Engineering Shortages Could Restrict U.S.
Marquette Seeks to Increase Enrollment through Innovative Fundraising
Drive : Dean Will Wear Blue and Gold Shoes
Until $1 Million is Raised
College of Engineering is undertaking efforts to increase
enrollment and stem the tide of future engineering shortages in
States. A recent report from the National Science Foundation (NSF)
indicates that there is a “ troubling decline in the number of
U.S. citizens who are training to become scientists and engineers,
whereas the number of jobs requiring science and engineering training
continues to grow.”
The report, prepared by the National Science Board
for the NSF, also concludes that if trends continue the United
States will lose its ability to fill the growing demand for science
and engineering jobs, yielding our global standing to nations
such as China and India who are training thousands more engineers
and scientists than is the U.S.
Dr. Stanley Jaskolski, Dean of the Marquette University College
of Engineering and former board member of the NSF, agrees with
industry and academic assessments that if we lose our ability
to provide these technically skilled workers to the world, we
will be diminished in our capacity to lead in the global economy.
"The drivers of our economic growth are clearly going to
come from the science and technology sectors.

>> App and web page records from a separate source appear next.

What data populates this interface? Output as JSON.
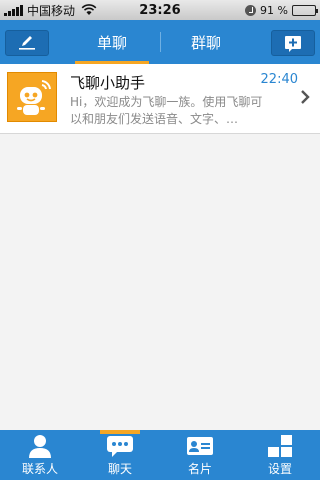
{
  "status_bar": {
    "carrier": "中国移动",
    "time": "23:26",
    "battery": "91 %",
    "battery_level": 0.91
  },
  "header": {
    "left_icon": "compose-icon",
    "right_icon": "add-icon",
    "tabs": [
      {
        "label": "单聊",
        "active": true
      },
      {
        "label": "群聊",
        "active": false
      }
    ]
  },
  "chats": [
    {
      "name": "飞聊小助手",
      "time": "22:40",
      "preview": "Hi，欢迎成为飞聊一族。使用飞聊可以和朋友们发送语音、文字、…"
    }
  ],
  "tabbar": {
    "items": [
      {
        "label": "联系人",
        "icon": "contacts-icon",
        "active": false
      },
      {
        "label": "聊天",
        "icon": "chat-icon",
        "active": true
      },
      {
        "label": "名片",
        "icon": "card-icon",
        "active": false
      },
      {
        "label": "设置",
        "icon": "settings-icon",
        "active": false
      }
    ]
  },
  "colors": {
    "header": "#2a86d1",
    "accent": "#f6a623",
    "time_text": "#2a86d1"
  }
}
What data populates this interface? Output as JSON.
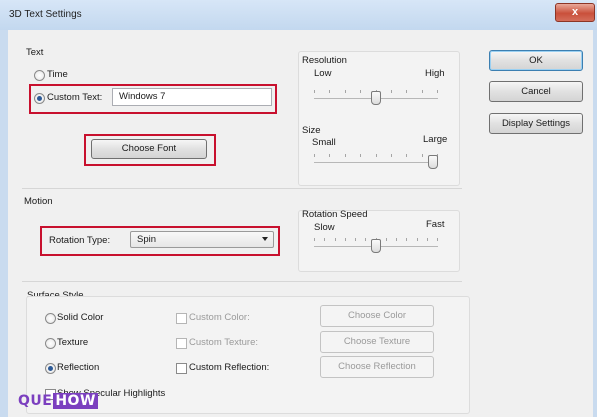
{
  "window": {
    "title": "3D Text Settings",
    "close_label": "x"
  },
  "text_group": {
    "label": "Text",
    "time_label": "Time",
    "custom_text_label": "Custom Text:",
    "custom_text_value": "Windows 7",
    "selected": "custom_text",
    "choose_font_label": "Choose Font"
  },
  "resolution": {
    "label": "Resolution",
    "min_label": "Low",
    "max_label": "High",
    "value_fraction": 0.5
  },
  "size": {
    "label": "Size",
    "min_label": "Small",
    "max_label": "Large",
    "value_fraction": 1.0
  },
  "motion_group": {
    "label": "Motion",
    "rotation_type_label": "Rotation Type:",
    "rotation_type_value": "Spin"
  },
  "rotation_speed": {
    "label": "Rotation Speed",
    "min_label": "Slow",
    "max_label": "Fast",
    "value_fraction": 0.5
  },
  "surface_style": {
    "label": "Surface Style",
    "selected": "reflection",
    "solid_color_label": "Solid Color",
    "texture_label": "Texture",
    "reflection_label": "Reflection",
    "custom_color_label": "Custom Color:",
    "custom_texture_label": "Custom Texture:",
    "custom_reflection_label": "Custom Reflection:",
    "choose_color_label": "Choose Color",
    "choose_texture_label": "Choose Texture",
    "choose_reflection_label": "Choose Reflection",
    "show_specular_label": "Show Specular Highlights"
  },
  "buttons": {
    "ok": "OK",
    "cancel": "Cancel",
    "display_settings": "Display Settings"
  },
  "watermark": {
    "left": "QUE",
    "right": "HOW"
  },
  "colors": {
    "highlight": "#c8102e",
    "accent": "#2d5a97"
  }
}
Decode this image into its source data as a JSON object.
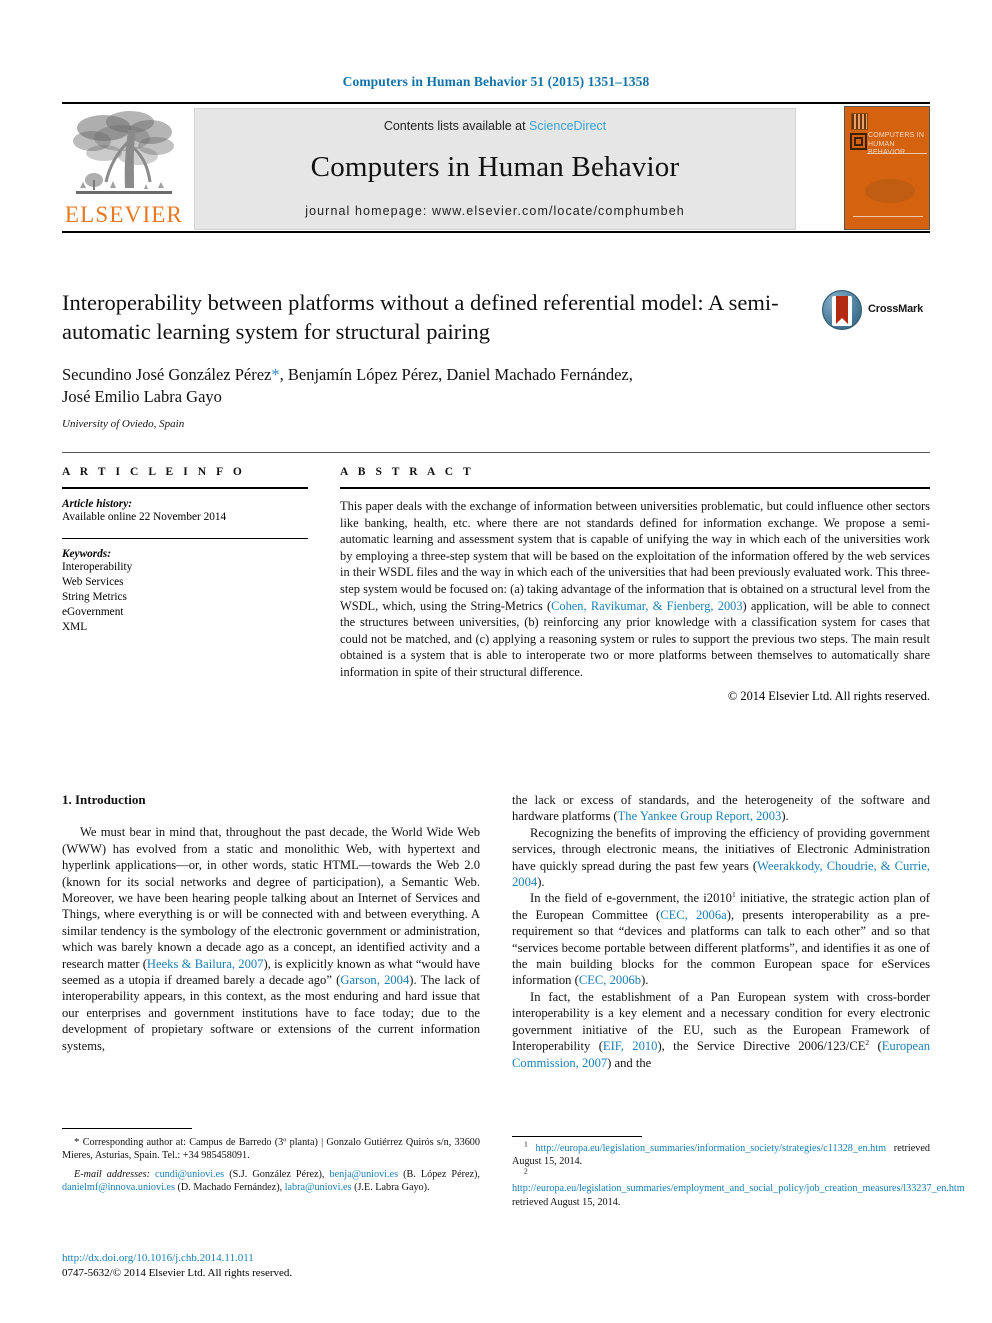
{
  "running_head": "Computers in Human Behavior 51 (2015) 1351–1358",
  "header": {
    "publisher_name": "ELSEVIER",
    "contents_prefix": "Contents lists available at ",
    "contents_link": "ScienceDirect",
    "journal_title": "Computers in Human Behavior",
    "homepage": "journal homepage: www.elsevier.com/locate/comphumbeh",
    "cover_title": "COMPUTERS IN HUMAN BEHAVIOR"
  },
  "article": {
    "title": "Interoperability between platforms without a defined referential model: A semi-automatic learning system for structural pairing",
    "authors_line1_a": "Secundino José González Pérez",
    "authors_star": "*",
    "authors_line1_b": ", Benjamín López Pérez, Daniel Machado Fernández,",
    "authors_line2": "José Emilio Labra Gayo",
    "affiliation": "University of Oviedo, Spain",
    "crossmark_label": "CrossMark"
  },
  "info": {
    "heading": "A R T I C L E   I N F O",
    "history_label": "Article history:",
    "history_value": "Available online 22 November 2014",
    "keywords_label": "Keywords:",
    "keywords": [
      "Interoperability",
      "Web Services",
      "String Metrics",
      "eGovernment",
      "XML"
    ]
  },
  "abstract": {
    "heading": "A B S T R A C T",
    "part1": "This paper deals with the exchange of information between universities problematic, but could influence other sectors like banking, health, etc. where there are not standards defined for information exchange. We propose a semi-automatic learning and assessment system that is capable of unifying the way in which each of the universities work by employing a three-step system that will be based on the exploitation of the information offered by the web services in their WSDL files and the way in which each of the universities that had been previously evaluated work. This three-step system would be focused on: (a) taking advantage of the information that is obtained on a structural level from the WSDL, which, using the String-Metrics (",
    "citation1": "Cohen, Ravikumar, & Fienberg, 2003",
    "part2": ") application, will be able to connect the structures between universities, (b) reinforcing any prior knowledge with a classification system for cases that could not be matched, and (c) applying a reasoning system or rules to support the previous two steps. The main result obtained is a system that is able to interoperate two or more platforms between themselves to automatically share information in spite of their structural difference.",
    "copyright": "© 2014 Elsevier Ltd. All rights reserved."
  },
  "body": {
    "section_title": "1. Introduction",
    "left": {
      "p1_a": "We must bear in mind that, throughout the past decade, the World Wide Web (WWW) has evolved from a static and monolithic Web, with hypertext and hyperlink applications—or, in other words, static HTML—towards the Web 2.0 (known for its social networks and degree of participation), a Semantic Web. Moreover, we have been hearing people talking about an Internet of Services and Things, where everything is or will be connected with and between everything. A similar tendency is the symbology of the electronic government or administration, which was barely known a decade ago as a concept, an identified activity and a research matter (",
      "cite1": "Heeks & Bailura, 2007",
      "p1_b": "), is explicitly known as what “would have seemed as a utopia if dreamed barely a decade ago” (",
      "cite2": "Garson, 2004",
      "p1_c": "). The lack of interoperability appears, in this context, as the most enduring and hard issue that our enterprises and government institutions have to face today; due to the development of propietary software or extensions of the current information systems,"
    },
    "right": {
      "p1_a": "the lack or excess of standards, and the heterogeneity of the software and hardware platforms (",
      "cite1": "The Yankee Group Report, 2003",
      "p1_b": ").",
      "p2_a": "Recognizing the benefits of improving the efficiency of providing government services, through electronic means, the initiatives of Electronic Administration have quickly spread during the past few years (",
      "cite2": "Weerakkody, Choudrie, & Currie, 2004",
      "p2_b": ").",
      "p3_a": "In the field of e-government, the i2010",
      "p3_sup": "1",
      "p3_b": " initiative, the strategic action plan of the European Committee (",
      "cite3": "CEC, 2006a",
      "p3_c": "), presents interoperability as a pre-requirement so that “devices and platforms can talk to each other” and so that “services become portable between different platforms”, and identifies it as one of the main building blocks for the common European space for eServices information (",
      "cite4": "CEC, 2006b",
      "p3_d": ").",
      "p4_a": "In fact, the establishment of a Pan European system with cross-border interoperability is a key element and a necessary condition for every electronic government initiative of the EU, such as the European Framework of Interoperability (",
      "cite5": "EIF, 2010",
      "p4_b": "), the Service Directive 2006/123/CE",
      "p4_sup": "2",
      "p4_c": " (",
      "cite6": "European Commission, 2007",
      "p4_d": ") and the"
    }
  },
  "footnotes": {
    "left": {
      "star": "*",
      "corresponding": " Corresponding author at: Campus de Barredo (3º planta) | Gonzalo Gutiérrez Quirós s/n, 33600 Mieres, Asturias, Spain. Tel.: +34 985458091.",
      "email_label": "E-mail addresses:",
      "email1": "cundi@uniovi.es",
      "email1_owner": " (S.J. González Pérez), ",
      "email2": "benja@uniovi.es",
      "email2_owner": " (B. López Pérez), ",
      "email3": "danielmf@innova.uniovi.es",
      "email3_owner": " (D. Machado Fernández), ",
      "email4": "labra@uniovi.es",
      "email4_owner": " (J.E. Labra Gayo)."
    },
    "right": {
      "sup1": "1",
      "url1": "http://europa.eu/legislation_summaries/information_society/strategies/c11328_en.htm",
      "retrieved1": " retrieved August 15, 2014.",
      "sup2": "2",
      "url2": "http://europa.eu/legislation_summaries/employment_and_social_policy/job_creation_measures/l33237_en.htm",
      "retrieved2": " retrieved August 15, 2014."
    }
  },
  "doi": {
    "url": "http://dx.doi.org/10.1016/j.chb.2014.11.011",
    "issn_line": "0747-5632/© 2014 Elsevier Ltd. All rights reserved."
  },
  "colors": {
    "link": "#1a7fb5",
    "runhead": "#1273a8",
    "elsevier_orange": "#e87722",
    "cover_orange": "#d4620f",
    "band_gray": "#e6e6e6"
  }
}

If the American
workforce cannot compete for these jobs, our national economic
growth will be put in great peril. We've simply got to start earlier,
train more students in math and science, and get them into engineering
programs like ours here at Marquette."
"It is our responsibility to do everything we can to attract
quality students. Many times the barrier is financial – a scholarship
can make all the difference. That's why we're putting increased
emphasis on raising the funds we need to increase financial aid
opportunities and reverse the trend of decreasing enrollments."
The NSB report shows that more engineers, particularly at the
doctoral level, are retiring at a greater rate than young engineers
in the education pipeline will be able to replace. At the same
time, other nations are increasing their investments in teaching,
recruiting and retaining a highly skilled scientific workforce.
Dean Jaskolski is putting his best foot forward in an innovative
approach to raise scholarship funds for Marquette engineering
students. He'll wear blue and gold Allen Edmonds shoes until $1
million is raised to match a gift from an anonymous donor. The
donor has offered a $1 million challenge for the College of Engineering
scholarship endowment if Marquette can match that amount within
Dean Jaskolski thinks we can do it faster, and his wife agreed,
offering to make the first donation to the effort. However, there
was a catch. She said she would only give the money if Stan wore
special blue and gold Allen Edmonds shoes every single day until
the $1 million goal is reached.
Dean Jaskolski remarked, “I've been getting some interesting
looks from people who aren't used to seeing an engineer in such
colorful footwear. I just hope they remind us each and every day
to keep our eye on the goal – a total of $2 million to help get
the engineers of tomorrow through the doors here at Marquette.”
The National Science Foundation Report can be found at: http://www.nsf.gov/sbe/srs/nsb0407/start.htm
Photos of Dean Jaskolski in the blue and gold shoes are available.
Contact Brigid O'Brien at 414-288-7445 for more information.